Notepad++ or similar — for reading code, SQL queries, XML/JSON, or notes that need to be taken outside the cloud;
Postman — for API testing.
Tools for personal productivity
Trello — helps manage tasks using the Kanban methodology. It is used as a task-tracking tool in small teams.
Grammarly is an online platform that helps you choose the correct word forms and tone of messages in English. Grammar is our everything 🙂
Google Translate and other online dictionaries and translators.
Todoist — for task tracking using the Getting Things Done method.
Google — surprisingly, you still need to know how to use it effectively 🙂 In particular, use search operators correctly.
Google Keep should always be close at hand for quick, short notes.
My laptop also has the following browser plugins installed:
- VPN for entering sites that are not available for a specific region (store sites, for example, to view competitors);
- plugin for grouping browser tabs;
- Adblock — unnecessary advertising for nothing :);
- Pocket — to save helpful articles;
- Zoom Plugin — for quick organization of meetings;
- JSON/XML Reader — for detailed analysis of API requests.
What else to read/watch/listen to
- Software Requirements
- A Guide to the Business Analysis Body of Knowledge (BABOK Guide V3), Chapters 1, 2
- User Stories Applied: For Agile Software Development
- Alistair Cockburn.

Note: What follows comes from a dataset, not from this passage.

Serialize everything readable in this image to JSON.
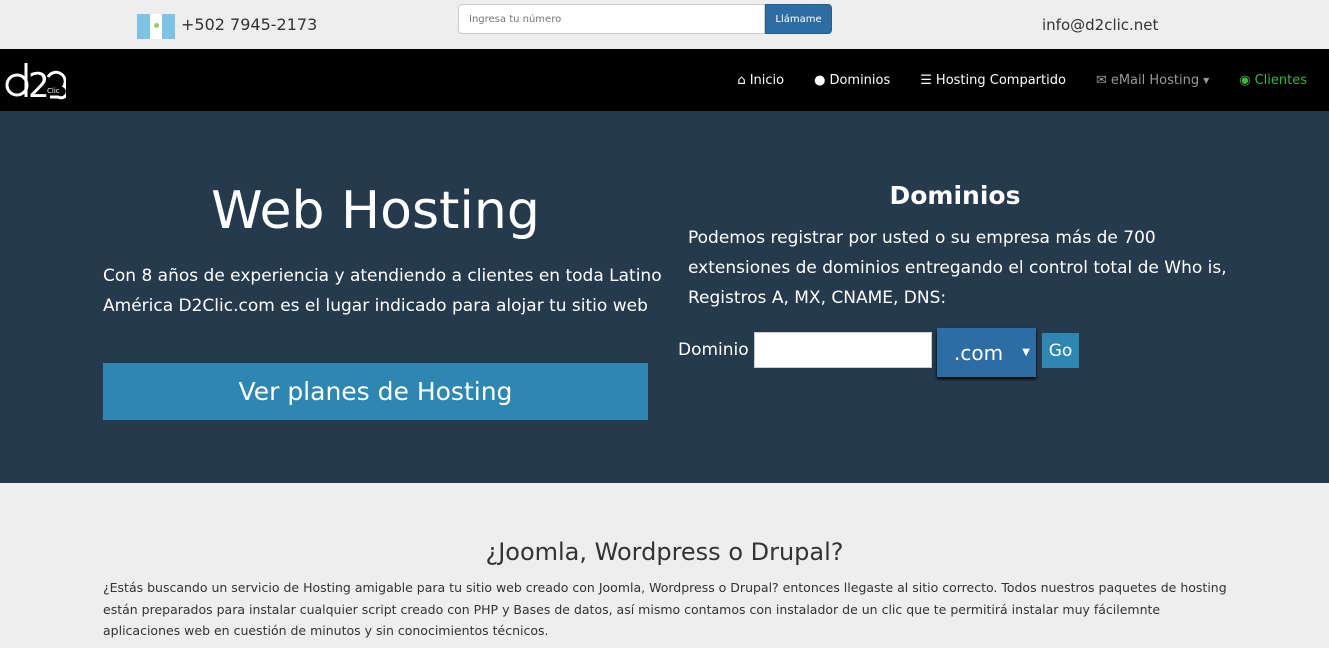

Writing Effective Use Cases
Modern platforms and approaches to creating interfaces
- UML Diagrams (Use Cases, Class)
- Video course BPMN Distilled
- Business Process Model and Notation – BPMN.
You can read this article in Hungarian here.